Few things immediately change a room like natural light. Improving natural light does more than just make your home welcoming and cozy. It can also improve the curb appeal of a home.
But what options do homeowners have when the style of your house makes it difficult to add natural light to all of your rooms? Cape Cod style houses, for example, often don’t have a full second story. In other cases, a remodeling job might plan to turn a windowless attic into a new living space.
That’s where dormers are useful. Dormers are small additions often used to bring usable space in a loft and create window options in a roof plane. Dormers are mostly small in total area but can provide additional square footage as one of the central elements of a loft project. While they may not always feature a window, the term "dormer" is usually used to refer to a "dormer window."
Typically (but not always) small, dormers can create those few additional square feet of area you need to make your home exactly how you planned it. Maybe it's a simple doghouse dormer that brings some additional light and a view. Maybe it's a shed dormer that creates extra space for a large bath. Or maybe it's an eyebrow dormer that adds style to your home’s outside while creating additional space internally. Dormers are a great solution for space-challenged areas.
What are the styles?
There are many different variations of dormers. American homes often fall into two common styles, based on the type of roof on which the dormer is being built. While the style of a dormer can often decide what space fits a window, most dormer styles can use any style of window. Here’s a look at the most frequently used dormer styles and the window types ideal for each:
A modest and relatively minor architectural element from the outside, a doghouse dormer (also known as a gabled dormer) can add extra light and space inside a loft area. Common on many styles of houses, the front of a gabled dormer can be identified by a mini-roof that rises to end in a point at the top. It creates the look of a traditional doghouse. Inside the house, a doghouse dormer can create additional functionality, such as a space suited for a built-in seat or storage.
Ideal window type: Due to their unique shape, gabled dormers often require a specialty window or awning window.
Hip Roof Dormer
Found commonly on Craftsman, Shingle and Prairie style houses, hip roof dormers are built with three converging roof sides with a window in the front. While the sloping planes of a hip roof dormer take away some of the space inside the house, this style provides better defense against weather.
Ideal window type: Double-hung windows are often found in hip roof dormers, pairing with the traditional look of the architectural style. Depending on the size of the dormer, numerous windows can be placed.
Just as with the doghouse dormer, this style gets its name from having a form similar to a garden shed. With a flat roof that slopes down at slightly less of an angle than the rest of the house’s roof, shed dormers are frequently found on Craftsman and Colonial Revival homes.
Ideal window type: With the width of shed dormers, it’s easy to place numerous windows. Casement and double hung windows are commonly found installed on shed dormers.

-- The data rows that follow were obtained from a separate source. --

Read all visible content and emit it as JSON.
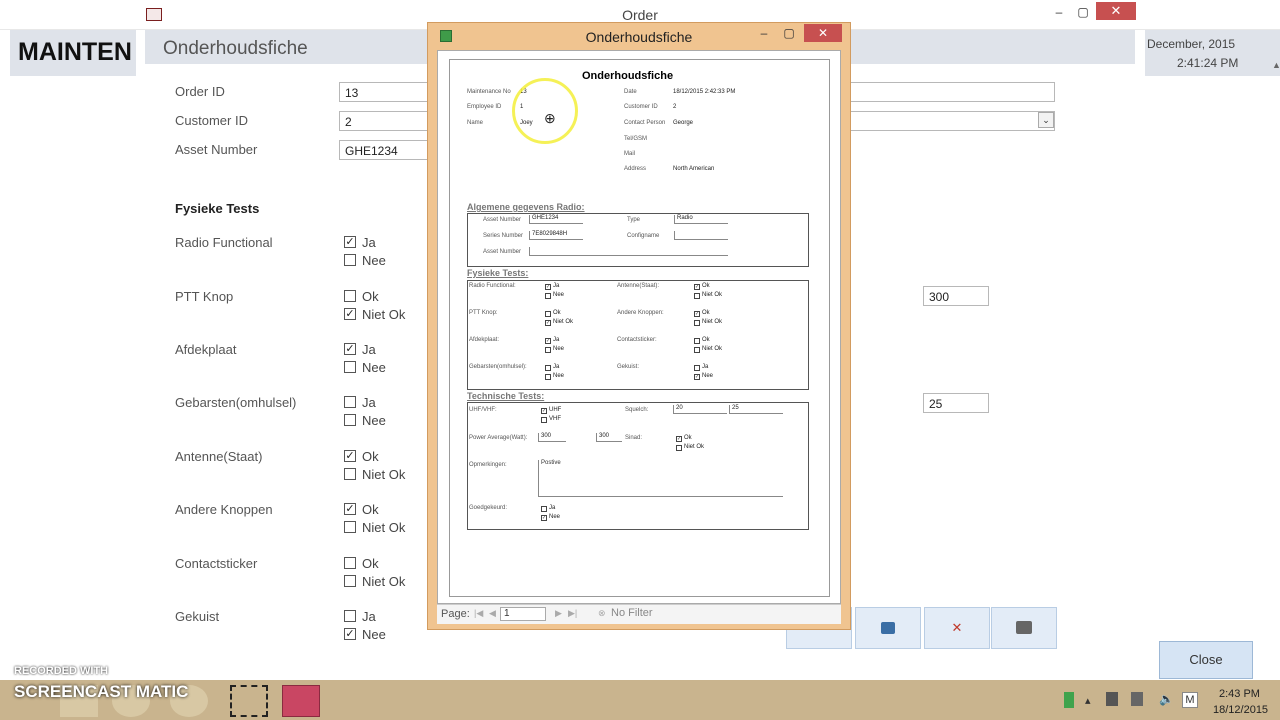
{
  "window": {
    "title": "Order",
    "min": "–",
    "max": "▢",
    "close": "✕"
  },
  "app": {
    "banner": "MAINTEN",
    "form_title": "Onderhoudsfiche",
    "date": "December, 2015",
    "time": "2:41:24 PM"
  },
  "form": {
    "order_id_label": "Order ID",
    "order_id": "13",
    "customer_id_label": "Customer ID",
    "customer_id": "2",
    "asset_number_label": "Asset Number",
    "asset_number": "GHE1234",
    "physical_tests_label": "Fysieke Tests",
    "tests": [
      {
        "label": "Radio Functional",
        "opt1": "Ja",
        "opt2": "Nee",
        "checked": 1
      },
      {
        "label": "PTT Knop",
        "opt1": "Ok",
        "opt2": "Niet Ok",
        "checked": 2
      },
      {
        "label": "Afdekplaat",
        "opt1": "Ja",
        "opt2": "Nee",
        "checked": 1
      },
      {
        "label": "Gebarsten(omhulsel)",
        "opt1": "Ja",
        "opt2": "Nee",
        "checked": 0
      },
      {
        "label": "Antenne(Staat)",
        "opt1": "Ok",
        "opt2": "Niet Ok",
        "checked": 1
      },
      {
        "label": "Andere Knoppen",
        "opt1": "Ok",
        "opt2": "Niet Ok",
        "checked": 1
      },
      {
        "label": "Contactsticker",
        "opt1": "Ok",
        "opt2": "Niet Ok",
        "checked": 0
      },
      {
        "label": "Gekuist",
        "opt1": "Ja",
        "opt2": "Nee",
        "checked": 2
      }
    ],
    "value_300": "300",
    "value_25": "25",
    "close_label": "Close"
  },
  "popup": {
    "title": "Onderhoudsfiche",
    "report_title": "Onderhoudsfiche",
    "maint_no_label": "Maintenance No",
    "maint_no": "13",
    "employee_id_label": "Employee ID",
    "employee_id": "1",
    "name_label": "Name",
    "name": "Joey",
    "date_label": "Date",
    "date": "18/12/2015 2:42:33 PM",
    "customer_id_label": "Customer ID",
    "customer_id": "2",
    "contact_label": "Contact Person",
    "contact": "George",
    "tel_label": "Tel/GSM",
    "mail_label": "Mail",
    "address_label": "Address",
    "address": "North American",
    "general_section": "Algemene gegevens Radio:",
    "asset_label": "Asset Number",
    "asset": "GHE1234",
    "type_label": "Type",
    "type": "Radio",
    "serial_label": "Series Number",
    "serial": "7E8029848H",
    "config_label": "Configname",
    "asset2_label": "Asset Number",
    "physical_section": "Fysieke Tests:",
    "radio_func": "Radio Functional:",
    "rf1": "Ja",
    "rf2": "Nee",
    "antenne": "Antenne(Staat):",
    "an1": "Ok",
    "an2": "Niet Ok",
    "ptt": "PTT Knop:",
    "pt1": "Ok",
    "pt2": "Niet Ok",
    "andere": "Andere Knoppen:",
    "ak1": "Ok",
    "ak2": "Niet Ok",
    "afdek": "Afdekplaat:",
    "af1": "Ja",
    "af2": "Nee",
    "contact_sticker": "Contactsticker:",
    "cs1": "Ok",
    "cs2": "Niet Ok",
    "gebarsten": "Gebarsten(omhulsel):",
    "gb1": "Ja",
    "gb2": "Nee",
    "gekuist": "Gekuist:",
    "gk1": "Ja",
    "gk2": "Nee",
    "technical_section": "Technische Tests:",
    "uhf_label": "UHF/VHF:",
    "uhf": "UHF",
    "vhf": "VHF",
    "squelch_label": "Squelch:",
    "squelch1": "20",
    "squelch2": "25",
    "power_label": "Power Average(Watt):",
    "power1": "300",
    "power2": "300",
    "sinad_label": "Sinad:",
    "sinad1": "Ok",
    "sinad2": "Niet Ok",
    "opm_label": "Opmerkingen:",
    "opm": "Postive",
    "goed_label": "Goedgekeurd:",
    "goed1": "Ja",
    "goed2": "Nee",
    "nav_page_label": "Page:",
    "nav_page": "1",
    "nav_filter": "No Filter",
    "close": "✕",
    "min": "–",
    "max": "▢"
  },
  "taskbar": {
    "recorded": "RECORDED WITH",
    "brand": "SCREENCAST MATIC",
    "time": "2:43 PM",
    "date": "18/12/2015",
    "ime": "M"
  }
}
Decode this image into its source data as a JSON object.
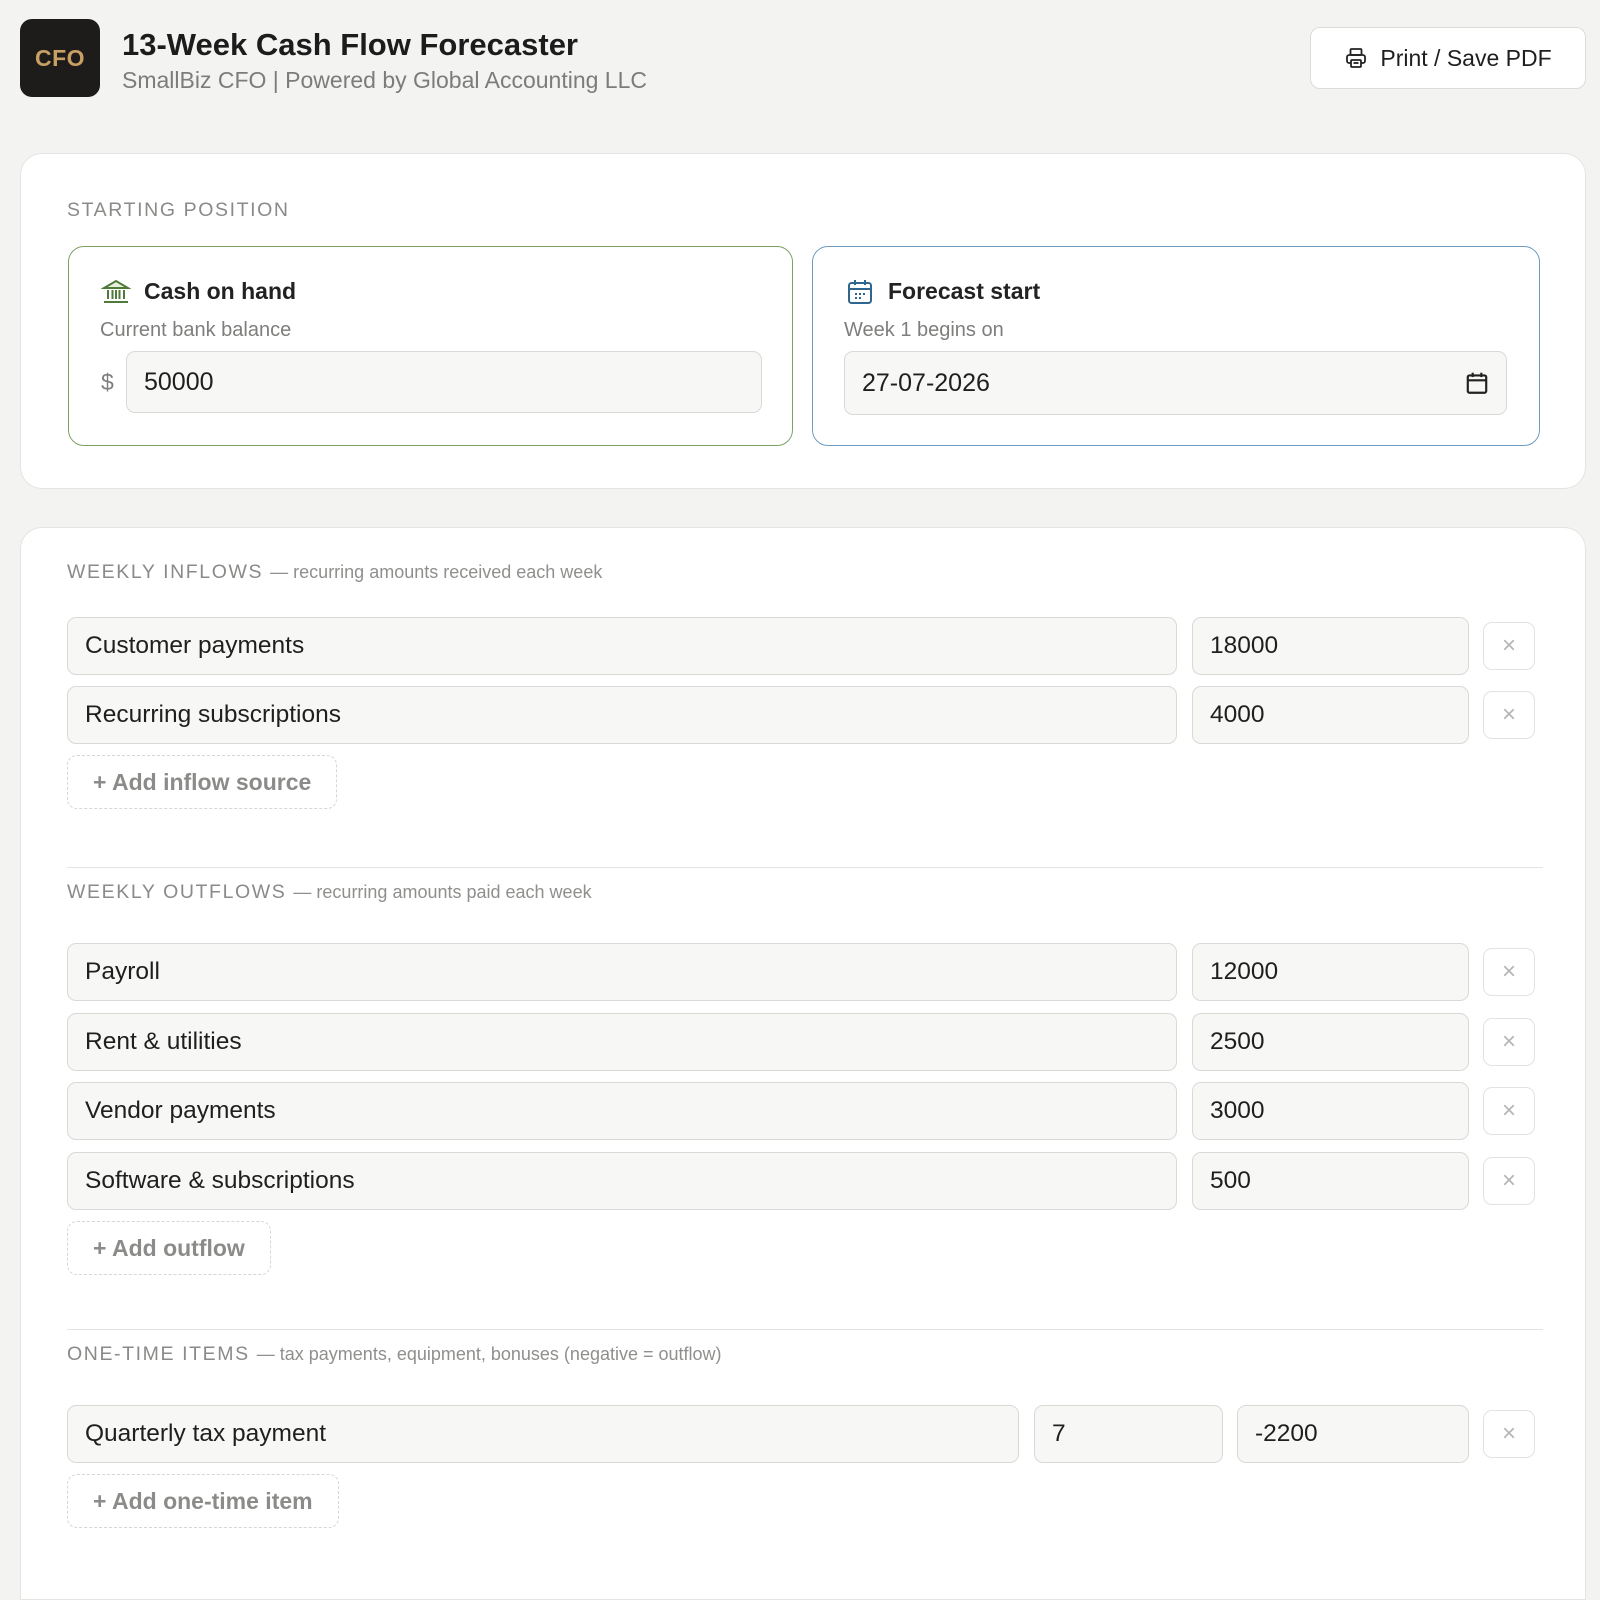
{
  "header": {
    "logo_text": "CFO",
    "title": "13-Week Cash Flow Forecaster",
    "subtitle": "SmallBiz CFO | Powered by Global Accounting LLC",
    "print_label": "Print / Save PDF"
  },
  "starting": {
    "section_label": "STARTING POSITION",
    "cash": {
      "title": "Cash on hand",
      "subtitle": "Current bank balance",
      "currency": "$",
      "value": "50000",
      "icon": "bank-icon"
    },
    "forecast": {
      "title": "Forecast start",
      "subtitle": "Week 1 begins on",
      "value": "27-07-2026",
      "icon": "calendar-icon"
    }
  },
  "inflows": {
    "label": "WEEKLY INFLOWS",
    "hint": "— recurring amounts received each week",
    "items": [
      {
        "name": "Customer payments",
        "amount": "18000"
      },
      {
        "name": "Recurring subscriptions",
        "amount": "4000"
      }
    ],
    "add_label": "+ Add inflow source"
  },
  "outflows": {
    "label": "WEEKLY OUTFLOWS",
    "hint": "— recurring amounts paid each week",
    "items": [
      {
        "name": "Payroll",
        "amount": "12000"
      },
      {
        "name": "Rent & utilities",
        "amount": "2500"
      },
      {
        "name": "Vendor payments",
        "amount": "3000"
      },
      {
        "name": "Software & subscriptions",
        "amount": "500"
      }
    ],
    "add_label": "+ Add outflow"
  },
  "onetime": {
    "label": "ONE-TIME ITEMS",
    "hint": "— tax payments, equipment, bonuses (negative = outflow)",
    "items": [
      {
        "name": "Quarterly tax payment",
        "week": "7",
        "amount": "-2200"
      }
    ],
    "add_label": "+ Add one-time item"
  },
  "remove_symbol": "×",
  "colors": {
    "accent_green": "#7da165",
    "accent_blue": "#6f9bc0",
    "logo_bg": "#1e1c1a",
    "logo_text": "#c9a063"
  }
}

Though the shed dormer can bring the most added area in a house, the eyebrow dormer is used mainly for decorative purposes or creating alcove space. The low and wide-shaped dormer has no sides and features a curved roof that gives this dormer its name. Queen Anne and Romanesque design styles commonly use eyebrow dormers.
Ideal window type: Eyebrow dormers can vary from house to house, so the type of window will alter to meet the specific needs. Custom-designed or curved windows are frequently the ideal choices for this kind of dormer.
Dormer additions and dormer windows offer your home more than just curb appeal. If placing dormers to increase space in your house, make sure to consider the same features you would identify for when purchasing other replacement home windows such as energy efficiency and build quality.
To learn more about the best window for a new dormer or look for a replacement window for your existing dormer, call a Pella® professional today!